Date of Award
Master of Physical Therapy (MPT)
Musculoskeletal Diseases -- therapy
Manual therapy techniques such as Strain/Counterstrain and McKenzie's exercises must be formally studied and scientifically proven in order to receive reimbursement from third party payers. The purpose of this study was to compare the effectiveness and outcomes of SCS and McKenzie protocol on cervical somatic dysfunction by performing a chart review. Twenty-six adult subjects who were previously diagnosed with cervical somatic dysfunction were included (McKenzie group n=10, SCS n=16). Subjects were not significantly different in age, sex, or cause of dysfunction. Results: paired sample t tests showed a significant reduction in pain for the SCS group (p<.05). The SCS group had a shorter treatment duration, fewer treatments, and lower cost although ANOV A showed that they were not statistically less than the McKenzie group. Paired samples t test showed a significant improvement in all cervical motions except extension for the SCS group (p<.05). Based on the results of this chart review, the SCS protocol is as effective as the McKenzie protocol in treating cervical somatic dysfunction, and SCS is effective in treating pain and increasing cervical ROM for patients with cervical dysfunction.
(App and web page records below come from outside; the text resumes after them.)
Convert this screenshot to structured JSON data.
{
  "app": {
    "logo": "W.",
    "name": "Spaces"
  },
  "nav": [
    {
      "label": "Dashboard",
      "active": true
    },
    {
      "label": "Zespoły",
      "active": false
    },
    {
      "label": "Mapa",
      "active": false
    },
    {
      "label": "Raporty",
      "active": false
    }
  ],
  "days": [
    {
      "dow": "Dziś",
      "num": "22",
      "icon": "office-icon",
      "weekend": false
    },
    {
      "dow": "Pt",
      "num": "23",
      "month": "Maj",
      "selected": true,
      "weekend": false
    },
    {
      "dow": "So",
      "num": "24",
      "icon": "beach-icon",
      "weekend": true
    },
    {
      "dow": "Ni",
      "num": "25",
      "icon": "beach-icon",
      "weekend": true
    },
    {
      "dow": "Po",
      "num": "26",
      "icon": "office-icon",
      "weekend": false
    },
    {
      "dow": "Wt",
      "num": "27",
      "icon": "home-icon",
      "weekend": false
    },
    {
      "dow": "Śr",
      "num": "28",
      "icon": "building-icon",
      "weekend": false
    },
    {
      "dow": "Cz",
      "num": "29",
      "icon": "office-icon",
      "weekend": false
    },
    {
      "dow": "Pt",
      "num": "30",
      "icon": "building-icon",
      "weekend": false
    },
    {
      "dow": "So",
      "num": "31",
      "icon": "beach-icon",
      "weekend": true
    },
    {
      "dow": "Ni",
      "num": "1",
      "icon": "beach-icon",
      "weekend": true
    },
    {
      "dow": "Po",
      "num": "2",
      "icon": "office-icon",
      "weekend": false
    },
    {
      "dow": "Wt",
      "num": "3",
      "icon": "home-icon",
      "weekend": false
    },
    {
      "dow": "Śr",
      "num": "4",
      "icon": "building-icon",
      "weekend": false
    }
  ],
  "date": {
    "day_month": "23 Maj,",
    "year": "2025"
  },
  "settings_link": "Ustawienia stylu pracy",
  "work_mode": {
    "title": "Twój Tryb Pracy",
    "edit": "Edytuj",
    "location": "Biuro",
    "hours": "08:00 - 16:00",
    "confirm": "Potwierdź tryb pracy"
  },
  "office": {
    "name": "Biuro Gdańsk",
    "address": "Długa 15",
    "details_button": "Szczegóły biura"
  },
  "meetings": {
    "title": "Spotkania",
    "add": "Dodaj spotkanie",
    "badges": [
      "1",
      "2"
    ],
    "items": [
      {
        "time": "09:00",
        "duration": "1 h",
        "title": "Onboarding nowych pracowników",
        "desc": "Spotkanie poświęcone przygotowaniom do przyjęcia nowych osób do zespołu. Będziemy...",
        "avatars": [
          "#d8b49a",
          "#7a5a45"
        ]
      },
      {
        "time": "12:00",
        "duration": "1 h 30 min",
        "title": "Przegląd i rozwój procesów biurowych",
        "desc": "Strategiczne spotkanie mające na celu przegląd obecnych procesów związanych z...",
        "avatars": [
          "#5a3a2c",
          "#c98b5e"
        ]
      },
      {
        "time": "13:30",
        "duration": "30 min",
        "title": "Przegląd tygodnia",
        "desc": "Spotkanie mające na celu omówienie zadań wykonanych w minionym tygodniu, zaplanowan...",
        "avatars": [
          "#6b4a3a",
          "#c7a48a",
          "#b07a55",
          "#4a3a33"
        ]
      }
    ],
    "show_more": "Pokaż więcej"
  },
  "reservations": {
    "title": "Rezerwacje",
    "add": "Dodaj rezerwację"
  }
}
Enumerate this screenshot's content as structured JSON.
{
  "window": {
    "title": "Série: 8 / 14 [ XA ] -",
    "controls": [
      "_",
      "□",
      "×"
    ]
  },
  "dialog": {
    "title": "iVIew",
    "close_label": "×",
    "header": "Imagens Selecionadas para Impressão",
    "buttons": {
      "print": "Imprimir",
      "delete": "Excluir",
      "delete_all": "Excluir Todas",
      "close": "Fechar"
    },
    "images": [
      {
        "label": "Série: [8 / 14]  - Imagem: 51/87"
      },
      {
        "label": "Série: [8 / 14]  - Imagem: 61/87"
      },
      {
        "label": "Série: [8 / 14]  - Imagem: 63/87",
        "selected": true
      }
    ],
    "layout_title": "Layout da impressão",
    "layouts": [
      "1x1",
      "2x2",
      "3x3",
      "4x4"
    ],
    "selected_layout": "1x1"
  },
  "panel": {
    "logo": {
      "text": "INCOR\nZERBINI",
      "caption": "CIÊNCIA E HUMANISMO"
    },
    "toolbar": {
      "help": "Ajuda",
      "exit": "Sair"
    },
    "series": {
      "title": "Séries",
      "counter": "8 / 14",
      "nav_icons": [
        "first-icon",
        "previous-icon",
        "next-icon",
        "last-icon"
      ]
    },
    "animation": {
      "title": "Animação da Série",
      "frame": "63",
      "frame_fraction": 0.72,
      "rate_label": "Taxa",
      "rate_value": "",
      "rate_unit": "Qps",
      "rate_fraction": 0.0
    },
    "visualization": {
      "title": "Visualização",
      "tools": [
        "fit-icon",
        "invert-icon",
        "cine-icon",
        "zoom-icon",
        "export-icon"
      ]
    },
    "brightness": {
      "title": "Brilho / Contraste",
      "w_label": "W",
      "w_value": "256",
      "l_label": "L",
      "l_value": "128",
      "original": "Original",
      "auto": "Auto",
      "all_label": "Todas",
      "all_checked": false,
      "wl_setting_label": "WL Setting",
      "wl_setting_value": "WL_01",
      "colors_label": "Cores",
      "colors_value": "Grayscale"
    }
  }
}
Sorum, Heather, "An outcomes comparison of treatment of cervical dysfunction by strain/counterstrain or McKenzie's exercises" (1998). Physical Therapy Scholarly Projects. 417.